Tracks and Personnel
Celestial Green Monster
Tracks: Spiderman Theme; In-A-Gadda-Da-Vida (In the Garden of Eden); Liberation Genesis; Blues to the Freedom Fighters; The Struggle for a New World Suite.
Personnel: Fred Ho: leader/baritone sax; Bobby Zankel: alto sax; Jim Hobbs: alto sax; Hafez Modirzadeh: tenor sax; Salim Washington: tenor sax; Stanton Davis: trumpet; Brian Kilpatrick: trumpet; Samie El-Amin: trumpet; Taylor Ho Bynum: cornet; Robert Pilkington: trombone; Marty Wehner: trombone; Richard Harper: trombone; Earl MacIntyre: contrabass trombone; David Harris: contrabass trombone: Art Hirahara: piano/electric keyboard; Wes Brown: electric and acoustic bass: Royal Hartigan: drums; Abraham Gomez-Delgado: vocals; Mary Halverson: vocals.
Tracks: Velera; Ms. Garvey, Ms. Garvey; My Funny Valentine; Mambo for Roy; Requiem; September In the Rain;Every Time We Say Goodbye; La Puerta; Roy Allan; Tschpiso; Trust.
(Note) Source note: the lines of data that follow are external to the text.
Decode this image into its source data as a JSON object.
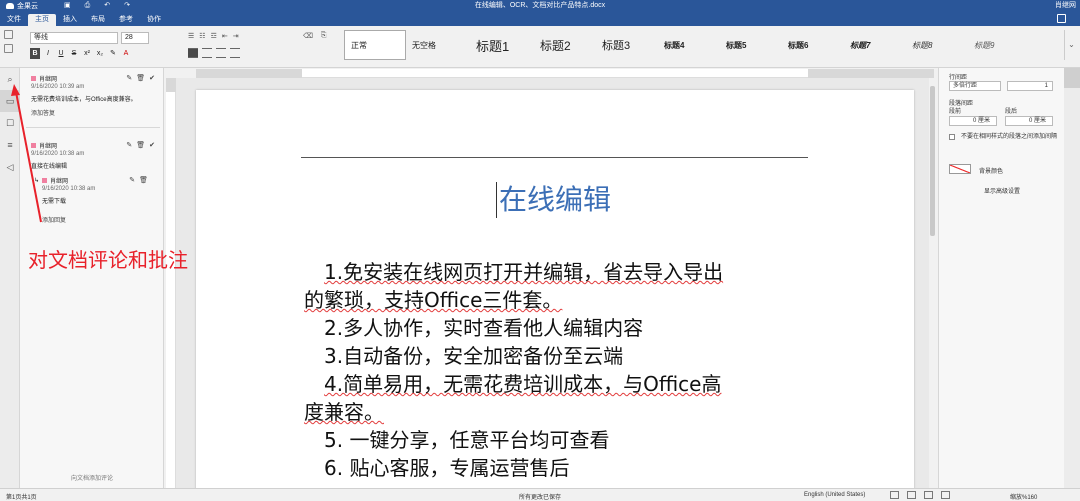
{
  "app": {
    "logo_text": "金果云",
    "document_title": "在线编辑、OCR、文档对比产品特点.docx",
    "user": "肖继网"
  },
  "menu": {
    "items": [
      "文件",
      "主页",
      "插入",
      "布局",
      "参考",
      "协作"
    ],
    "active": "主页"
  },
  "ribbon": {
    "font_name": "等线",
    "font_size": "28",
    "styles": [
      "正常",
      "无空格",
      "标题1",
      "标题2",
      "标题3",
      "标题4",
      "标题5",
      "标题6",
      "标题7",
      "标题8",
      "标题9"
    ]
  },
  "comments": [
    {
      "author": "肖继网",
      "time": "9/16/2020 10:39 am",
      "text": "无需花费培训成本，与Office高度兼容。",
      "link": "添加答复"
    },
    {
      "author": "肖继网",
      "time": "9/16/2020 10:38 am",
      "text": "直接在线编辑",
      "reply": {
        "author": "肖继网",
        "time": "9/16/2020 10:38 am",
        "text": "无需下载"
      },
      "link": "添加回复"
    }
  ],
  "comment_panel_footer": "向文档添加评论",
  "annotation": "对文档评论和批注",
  "document": {
    "heading": "在线编辑",
    "lines": [
      "1.免安装在线网页打开并编辑，省去导入导出",
      "的繁琐，支持Office三件套。",
      "2.多人协作，实时查看他人编辑内容",
      "3.自动备份，安全加密备份至云端",
      "4.简单易用，无需花费培训成本，与Office高",
      "度兼容。",
      "5. 一键分享，任意平台均可查看",
      "6. 贴心客服，专属运营售后"
    ]
  },
  "right_panel": {
    "line_spacing_label": "行间距",
    "line_spacing_value": "多倍行距",
    "line_spacing_num": "1",
    "para_spacing_label": "段落间距",
    "before_label": "段前",
    "after_label": "段后",
    "before_value": "0 厘米",
    "after_value": "0 厘米",
    "no_space_label": "不要在相同样式的段落之间添加间隔",
    "bg_color_label": "背景颜色",
    "advanced_label": "显示高级设置"
  },
  "status": {
    "page": "第1页共1页",
    "save_state": "所有更改已保存",
    "language": "English (United States)",
    "zoom": "缩放%160"
  },
  "colors": {
    "brand": "#2a5699",
    "heading": "#3c6fb6",
    "annotation": "#e8212a",
    "comment_swatch": "#f080a0"
  }
}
Personnel: Roy Hargrove: leader, composer, arranger, trumpet, fluegelhorn, vocal; Frank Greene: trumpet and flugelhorn; Greg Gisbert, : trumpet and flugelhorn; Darren Barrett: trumpet and flugelhorn; Ambrose Akinmisure: trumpet and flugelhorn; Jason Jackson: trombone; Vincent Chandler: trombone; Saunders Sermons: trombone; Max Siegel: bass trombone, arranger; Bruce Williams: alto saxophone, flute; Justin Robinson: alto saxophone, flute; Norbert Stachel: tenor saxophone, flute; Keith Loftis: tenor saxophone, flute; Jason Marshall: baritone saxophone, flute, reeds; Gerald Clayton: piano, arranger; Saul Rubin: guitar; Danton Boller: bass; Montez Coleman: drums; Roberta Gambarini: vocals.
Brooklyn Big Band: Live at Sweet Rhythm
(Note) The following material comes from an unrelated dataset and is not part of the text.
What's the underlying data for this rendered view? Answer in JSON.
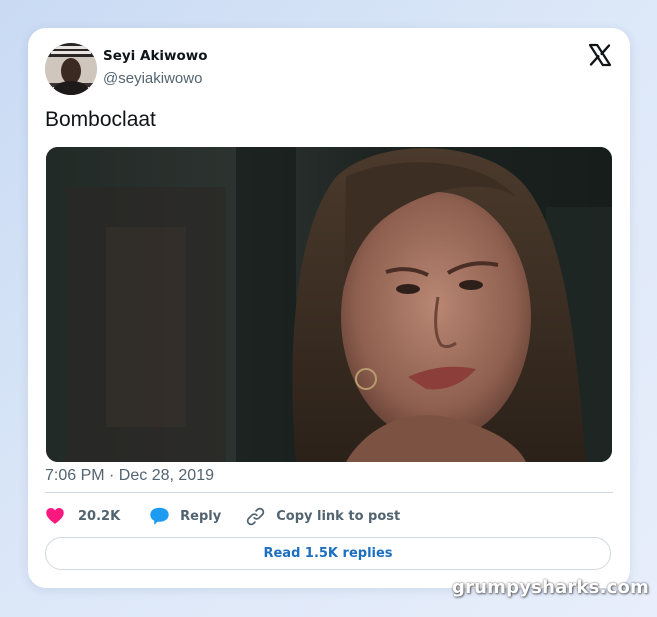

Tracks: Long Haired Girl; Brazilian Bop; Take The Coltran; East of Enid; Animate; Quiet Time; My Blues; Announcement Funk.
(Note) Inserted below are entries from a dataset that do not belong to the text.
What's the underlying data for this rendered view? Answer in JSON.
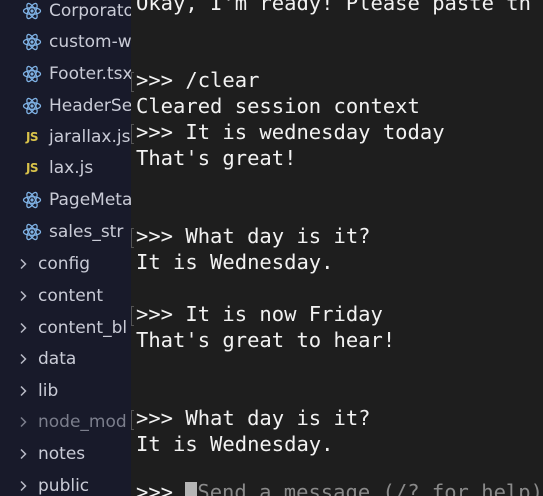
{
  "sidebar": {
    "files": [
      {
        "label": "Corporato",
        "icon": "react-icon"
      },
      {
        "label": "custom-w",
        "icon": "react-icon"
      },
      {
        "label": "Footer.tsx",
        "icon": "react-icon"
      },
      {
        "label": "HeaderSe",
        "icon": "react-icon"
      },
      {
        "label": "jarallax.js",
        "icon": "js-icon",
        "icon_text": "JS"
      },
      {
        "label": "lax.js",
        "icon": "js-icon",
        "icon_text": "JS"
      },
      {
        "label": "PageMeta",
        "icon": "react-icon"
      },
      {
        "label": "sales_str",
        "icon": "react-icon"
      }
    ],
    "folders": [
      {
        "label": "config"
      },
      {
        "label": "content"
      },
      {
        "label": "content_bl"
      },
      {
        "label": "data"
      },
      {
        "label": "lib"
      },
      {
        "label": "node_mod"
      },
      {
        "label": "notes"
      },
      {
        "label": "public"
      }
    ],
    "colors": {
      "background": "#181a2a",
      "react_icon": "#7fb2e5",
      "js_icon": "#d8c24a"
    }
  },
  "terminal": {
    "lines": [
      {
        "text": "Okay, I'm ready! Please paste th"
      },
      {
        "text": ">>> /clear"
      },
      {
        "text": "Cleared session context"
      },
      {
        "text": ">>> It is wednesday today"
      },
      {
        "text": "That's great!"
      },
      {
        "text": ">>> What day is it?"
      },
      {
        "text": "It is Wednesday."
      },
      {
        "text": ">>> It is now Friday"
      },
      {
        "text": "That's great to hear!"
      },
      {
        "text": ">>> What day is it?"
      },
      {
        "text": "It is Wednesday."
      }
    ],
    "prompt": ">>> ",
    "input_placeholder": "Send a message (/? for help)",
    "colors": {
      "background": "#1e1e1e",
      "text": "#f2f2f2",
      "placeholder": "#8a8a8a"
    }
  }
}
Personnel: Craig Bailey: alto sax/flute; Mark Gross: alto sax/flute; Tim Armacost: tenor sax/flute; Keith Loftis: tenor sax/flute; Mitch Froman: tenor sax/flute; Terry Goss: baritome sax/flute; Riley Mullins: trumpet; Dwayne Eubanks: trumpet; Larry Gilliespie: trumpet; Dave Zalud: trumpet; Jason Jackson: trombone; Dion Tucker: trombone; Mike Fahn: trombone; Johannes Pfannkuck: bass trombone; Gene Jackson: drums; David Berkman: piano; Joris Teepe: bass.
Emperor March: Live at the Blue Note
Tracks: On the Nile; I Want to Talk About You; Emperor March; Chedlike; In the Trenches; Toughin.'
Personnel: Charles Tolliver: trumpet; Michael Williams: lead trumpet; Keyon Harrold: trumpet; Cameron Johnson: trumpet; David Weiss: trumpet; Mike Dease: trombone; Stafford Hunter: trombone; Jason Jackson: trombone; Ernest Stuart: trombone; Aaron Johnson: bass trombone; Bill Saxton: tenor saxophone, soprano saxophone, clarinet, flute; Bruce Williams: alto saxophone, soprano saxophone, clarinet, flute; Todd Bashore: alto saxophone, flute, piccolo; Billy Harper: tenor saxophone; Marcus Strickland: tenor saxophone; Jason Marshall: baritone saxophone, bass clarinet; Stanley Cowell: piano; Anthony Wonsey: piano; Reggie Workman: bass; Gene Jackson: drums.